What you should do
Repeat the listing in full, preserving every character.

Task inputs
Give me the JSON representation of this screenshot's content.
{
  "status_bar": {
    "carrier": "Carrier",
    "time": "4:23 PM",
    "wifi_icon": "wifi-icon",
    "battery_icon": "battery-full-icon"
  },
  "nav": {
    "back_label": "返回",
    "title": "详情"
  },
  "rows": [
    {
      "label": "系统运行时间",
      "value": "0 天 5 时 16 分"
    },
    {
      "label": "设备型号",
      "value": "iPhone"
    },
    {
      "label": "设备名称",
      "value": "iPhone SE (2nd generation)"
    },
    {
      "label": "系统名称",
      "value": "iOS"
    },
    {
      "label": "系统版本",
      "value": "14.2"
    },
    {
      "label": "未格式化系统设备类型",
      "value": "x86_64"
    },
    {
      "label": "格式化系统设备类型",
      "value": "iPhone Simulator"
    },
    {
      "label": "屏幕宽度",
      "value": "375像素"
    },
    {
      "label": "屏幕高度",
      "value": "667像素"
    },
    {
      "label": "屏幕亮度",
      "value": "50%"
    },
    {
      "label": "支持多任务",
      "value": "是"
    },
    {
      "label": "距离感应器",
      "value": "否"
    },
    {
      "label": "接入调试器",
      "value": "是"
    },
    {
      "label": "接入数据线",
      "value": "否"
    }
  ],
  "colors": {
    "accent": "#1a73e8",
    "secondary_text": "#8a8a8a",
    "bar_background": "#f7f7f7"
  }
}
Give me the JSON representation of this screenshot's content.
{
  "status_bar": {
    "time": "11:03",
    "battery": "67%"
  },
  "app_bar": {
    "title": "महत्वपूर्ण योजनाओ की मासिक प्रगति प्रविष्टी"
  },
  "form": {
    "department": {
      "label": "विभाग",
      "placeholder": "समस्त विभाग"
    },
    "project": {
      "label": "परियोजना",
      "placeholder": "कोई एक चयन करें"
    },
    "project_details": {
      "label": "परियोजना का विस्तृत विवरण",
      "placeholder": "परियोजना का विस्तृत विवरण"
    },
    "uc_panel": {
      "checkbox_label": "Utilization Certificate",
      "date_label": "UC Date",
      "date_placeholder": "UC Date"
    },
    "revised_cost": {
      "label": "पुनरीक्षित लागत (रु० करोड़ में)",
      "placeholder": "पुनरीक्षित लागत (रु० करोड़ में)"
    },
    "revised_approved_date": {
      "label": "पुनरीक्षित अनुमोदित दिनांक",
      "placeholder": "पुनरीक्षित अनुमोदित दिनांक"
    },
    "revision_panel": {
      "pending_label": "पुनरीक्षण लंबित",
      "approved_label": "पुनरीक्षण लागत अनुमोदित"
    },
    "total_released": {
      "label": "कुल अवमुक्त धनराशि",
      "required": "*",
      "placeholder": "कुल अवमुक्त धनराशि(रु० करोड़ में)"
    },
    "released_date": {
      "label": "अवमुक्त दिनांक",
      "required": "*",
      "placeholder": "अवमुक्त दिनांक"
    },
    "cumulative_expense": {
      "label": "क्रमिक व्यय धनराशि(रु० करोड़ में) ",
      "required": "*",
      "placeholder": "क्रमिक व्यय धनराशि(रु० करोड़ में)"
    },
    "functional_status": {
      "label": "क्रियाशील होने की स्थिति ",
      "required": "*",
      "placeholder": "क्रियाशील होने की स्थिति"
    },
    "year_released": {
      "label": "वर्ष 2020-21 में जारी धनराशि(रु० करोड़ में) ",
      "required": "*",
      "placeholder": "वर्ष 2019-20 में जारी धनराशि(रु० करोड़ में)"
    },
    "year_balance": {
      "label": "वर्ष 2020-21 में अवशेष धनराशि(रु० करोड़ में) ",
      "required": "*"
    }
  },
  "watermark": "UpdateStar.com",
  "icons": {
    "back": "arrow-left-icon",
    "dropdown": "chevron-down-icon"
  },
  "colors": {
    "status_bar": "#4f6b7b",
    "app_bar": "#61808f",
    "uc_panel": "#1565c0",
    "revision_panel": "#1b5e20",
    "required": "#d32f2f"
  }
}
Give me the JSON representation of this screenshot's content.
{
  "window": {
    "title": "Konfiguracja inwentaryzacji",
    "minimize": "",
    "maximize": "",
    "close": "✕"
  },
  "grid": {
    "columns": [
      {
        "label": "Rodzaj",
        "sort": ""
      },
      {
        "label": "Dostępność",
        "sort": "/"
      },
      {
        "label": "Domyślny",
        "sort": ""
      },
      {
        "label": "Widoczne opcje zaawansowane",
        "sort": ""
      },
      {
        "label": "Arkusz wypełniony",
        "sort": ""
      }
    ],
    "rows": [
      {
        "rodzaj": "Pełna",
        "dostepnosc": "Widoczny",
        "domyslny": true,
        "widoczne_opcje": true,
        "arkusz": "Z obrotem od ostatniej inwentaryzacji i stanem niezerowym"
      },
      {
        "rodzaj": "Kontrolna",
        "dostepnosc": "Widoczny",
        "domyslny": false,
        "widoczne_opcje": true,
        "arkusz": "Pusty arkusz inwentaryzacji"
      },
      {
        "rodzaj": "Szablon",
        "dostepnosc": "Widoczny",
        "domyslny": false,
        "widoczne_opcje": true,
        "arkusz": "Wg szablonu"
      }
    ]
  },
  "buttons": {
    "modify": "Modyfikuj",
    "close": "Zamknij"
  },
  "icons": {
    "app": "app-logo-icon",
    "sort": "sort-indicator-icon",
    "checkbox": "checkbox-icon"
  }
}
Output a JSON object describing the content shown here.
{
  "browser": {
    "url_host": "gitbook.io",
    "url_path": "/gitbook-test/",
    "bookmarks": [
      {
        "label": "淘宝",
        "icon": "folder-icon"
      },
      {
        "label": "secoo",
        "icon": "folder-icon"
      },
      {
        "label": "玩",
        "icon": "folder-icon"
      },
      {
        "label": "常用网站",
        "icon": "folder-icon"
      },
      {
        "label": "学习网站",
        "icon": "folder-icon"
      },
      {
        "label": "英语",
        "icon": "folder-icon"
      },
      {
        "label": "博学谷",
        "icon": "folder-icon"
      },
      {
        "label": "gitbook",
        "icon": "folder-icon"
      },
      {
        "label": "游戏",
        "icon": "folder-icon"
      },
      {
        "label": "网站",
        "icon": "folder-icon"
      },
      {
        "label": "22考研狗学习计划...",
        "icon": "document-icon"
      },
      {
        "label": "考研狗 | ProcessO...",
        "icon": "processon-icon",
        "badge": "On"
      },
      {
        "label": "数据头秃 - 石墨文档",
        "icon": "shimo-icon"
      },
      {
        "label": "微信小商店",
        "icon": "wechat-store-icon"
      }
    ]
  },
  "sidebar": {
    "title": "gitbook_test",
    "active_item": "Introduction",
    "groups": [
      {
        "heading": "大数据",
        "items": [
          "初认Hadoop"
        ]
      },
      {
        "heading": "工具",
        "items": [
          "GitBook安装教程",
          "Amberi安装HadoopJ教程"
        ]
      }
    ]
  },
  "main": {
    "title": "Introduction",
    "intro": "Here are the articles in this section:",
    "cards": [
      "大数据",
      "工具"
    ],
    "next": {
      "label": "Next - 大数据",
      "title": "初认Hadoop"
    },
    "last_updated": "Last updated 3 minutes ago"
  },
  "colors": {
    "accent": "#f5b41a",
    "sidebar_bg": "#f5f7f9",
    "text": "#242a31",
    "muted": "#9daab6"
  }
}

Task solution
Give me the JSON representation of this screenshot's content.
{
  "status_bar": {
    "carrier": "Carrier",
    "time": "4:23 PM",
    "wifi_icon": "wifi-icon",
    "battery_icon": "battery-full-icon"
  },
  "nav": {
    "back_label": "返回",
    "title": "详情"
  },
  "rows": [
    {
      "label": "系统运行时间",
      "value": "0 天 5 时 16 分"
    },
    {
      "label": "设备型号",
      "value": "iPhone"
    },
    {
      "label": "设备名称",
      "value": "iPhone SE (2nd generation)"
    },
    {
      "label": "系统名称",
      "value": "iOS"
    },
    {
      "label": "系统版本",
      "value": "14.2"
    },
    {
      "label": "未格式化系统设备类型",
      "value": "x86_64"
    },
    {
      "label": "格式化系统设备类型",
      "value": "iPhone Simulator"
    },
    {
      "label": "屏幕宽度",
      "value": "375像素"
    },
    {
      "label": "屏幕高度",
      "value": "667像素"
    },
    {
      "label": "屏幕亮度",
      "value": "50%"
    },
    {
      "label": "支持多任务",
      "value": "是"
    },
    {
      "label": "距离感应器",
      "value": "否"
    },
    {
      "label": "接入调试器",
      "value": "是"
    },
    {
      "label": "接入数据线",
      "value": "否"
    }
  ],
  "colors": {
    "accent": "#1a73e8",
    "secondary_text": "#8a8a8a",
    "bar_background": "#f7f7f7"
  }
}
Give me the JSON representation of this screenshot's content.
{
  "status_bar": {
    "time": "11:03",
    "battery": "67%"
  },
  "app_bar": {
    "title": "महत्वपूर्ण योजनाओ की मासिक प्रगति प्रविष्टी"
  },
  "form": {
    "department": {
      "label": "विभाग",
      "placeholder": "समस्त विभाग"
    },
    "project": {
      "label": "परियोजना",
      "placeholder": "कोई एक चयन करें"
    },
    "project_details": {
      "label": "परियोजना का विस्तृत विवरण",
      "placeholder": "परियोजना का विस्तृत विवरण"
    },
    "uc_panel": {
      "checkbox_label": "Utilization Certificate",
      "date_label": "UC Date",
      "date_placeholder": "UC Date"
    },
    "revised_cost": {
      "label": "पुनरीक्षित लागत (रु० करोड़ में)",
      "placeholder": "पुनरीक्षित लागत (रु० करोड़ में)"
    },
    "revised_approved_date": {
      "label": "पुनरीक्षित अनुमोदित दिनांक",
      "placeholder": "पुनरीक्षित अनुमोदित दिनांक"
    },
    "revision_panel": {
      "pending_label": "पुनरीक्षण लंबित",
      "approved_label": "पुनरीक्षण लागत अनुमोदित"
    },
    "total_released": {
      "label": "कुल अवमुक्त धनराशि",
      "required": "*",
      "placeholder": "कुल अवमुक्त धनराशि(रु० करोड़ में)"
    },
    "released_date": {
      "label": "अवमुक्त दिनांक",
      "required": "*",
      "placeholder": "अवमुक्त दिनांक"
    },
    "cumulative_expense": {
      "label": "क्रमिक व्यय धनराशि(रु० करोड़ में) ",
      "required": "*",
      "placeholder": "क्रमिक व्यय धनराशि(रु० करोड़ में)"
    },
    "functional_status": {
      "label": "क्रियाशील होने की स्थिति ",
      "required": "*",
      "placeholder": "क्रियाशील होने की स्थिति"
    },
    "year_released": {
      "label": "वर्ष 2020-21 में जारी धनराशि(रु० करोड़ में) ",
      "required": "*",
      "placeholder": "वर्ष 2019-20 में जारी धनराशि(रु० करोड़ में)"
    },
    "year_balance": {
      "label": "वर्ष 2020-21 में अवशेष धनराशि(रु० करोड़ में) ",
      "required": "*"
    }
  },
  "watermark": "UpdateStar.com",
  "icons": {
    "back": "arrow-left-icon",
    "dropdown": "chevron-down-icon"
  },
  "colors": {
    "status_bar": "#4f6b7b",
    "app_bar": "#61808f",
    "uc_panel": "#1565c0",
    "revision_panel": "#1b5e20",
    "required": "#d32f2f"
  }
}
Give me the JSON representation of this screenshot's content.
{
  "window": {
    "title": "Konfiguracja inwentaryzacji",
    "minimize": "",
    "maximize": "",
    "close": "✕"
  },
  "grid": {
    "columns": [
      {
        "label": "Rodzaj",
        "sort": ""
      },
      {
        "label": "Dostępność",
        "sort": "/"
      },
      {
        "label": "Domyślny",
        "sort": ""
      },
      {
        "label": "Widoczne opcje zaawansowane",
        "sort": ""
      },
      {
        "label": "Arkusz wypełniony",
        "sort": ""
      }
    ],
    "rows": [
      {
        "rodzaj": "Pełna",
        "dostepnosc": "Widoczny",
        "domyslny": true,
        "widoczne_opcje": true,
        "arkusz": "Z obrotem od ostatniej inwentaryzacji i stanem niezerowym"
      },
      {
        "rodzaj": "Kontrolna",
        "dostepnosc": "Widoczny",
        "domyslny": false,
        "widoczne_opcje": true,
        "arkusz": "Pusty arkusz inwentaryzacji"
      },
      {
        "rodzaj": "Szablon",
        "dostepnosc": "Widoczny",
        "domyslny": false,
        "widoczne_opcje": true,
        "arkusz": "Wg szablonu"
      }
    ]
  },
  "buttons": {
    "modify": "Modyfikuj",
    "close": "Zamknij"
  },
  "icons": {
    "app": "app-logo-icon",
    "sort": "sort-indicator-icon",
    "checkbox": "checkbox-icon"
  }
}
Output a JSON object describing the content shown here.
{
  "browser": {
    "url_host": "gitbook.io",
    "url_path": "/gitbook-test/",
    "bookmarks": [
      {
        "label": "淘宝",
        "icon": "folder-icon"
      },
      {
        "label": "secoo",
        "icon": "folder-icon"
      },
      {
        "label": "玩",
        "icon": "folder-icon"
      },
      {
        "label": "常用网站",
        "icon": "folder-icon"
      },
      {
        "label": "学习网站",
        "icon": "folder-icon"
      },
      {
        "label": "英语",
        "icon": "folder-icon"
      },
      {
        "label": "博学谷",
        "icon": "folder-icon"
      },
      {
        "label": "gitbook",
        "icon": "folder-icon"
      },
      {
        "label": "游戏",
        "icon": "folder-icon"
      },
      {
        "label": "网站",
        "icon": "folder-icon"
      },
      {
        "label": "22考研狗学习计划...",
        "icon": "document-icon"
      },
      {
        "label": "考研狗 | ProcessO...",
        "icon": "processon-icon",
        "badge": "On"
      },
      {
        "label": "数据头秃 - 石墨文档",
        "icon": "shimo-icon"
      },
      {
        "label": "微信小商店",
        "icon": "wechat-store-icon"
      }
    ]
  },
  "sidebar": {
    "title": "gitbook_test",
    "active_item": "Introduction",
    "groups": [
      {
        "heading": "大数据",
        "items": [
          "初认Hadoop"
        ]
      },
      {
        "heading": "工具",
        "items": [
          "GitBook安装教程",
          "Amberi安装HadoopJ教程"
        ]
      }
    ]
  },
  "main": {
    "title": "Introduction",
    "intro": "Here are the articles in this section:",
    "cards": [
      "大数据",
      "工具"
    ],
    "next": {
      "label": "Next - 大数据",
      "title": "初认Hadoop"
    },
    "last_updated": "Last updated 3 minutes ago"
  },
  "colors": {
    "accent": "#f5b41a",
    "sidebar_bg": "#f5f7f9",
    "text": "#242a31",
    "muted": "#9daab6"
  }
}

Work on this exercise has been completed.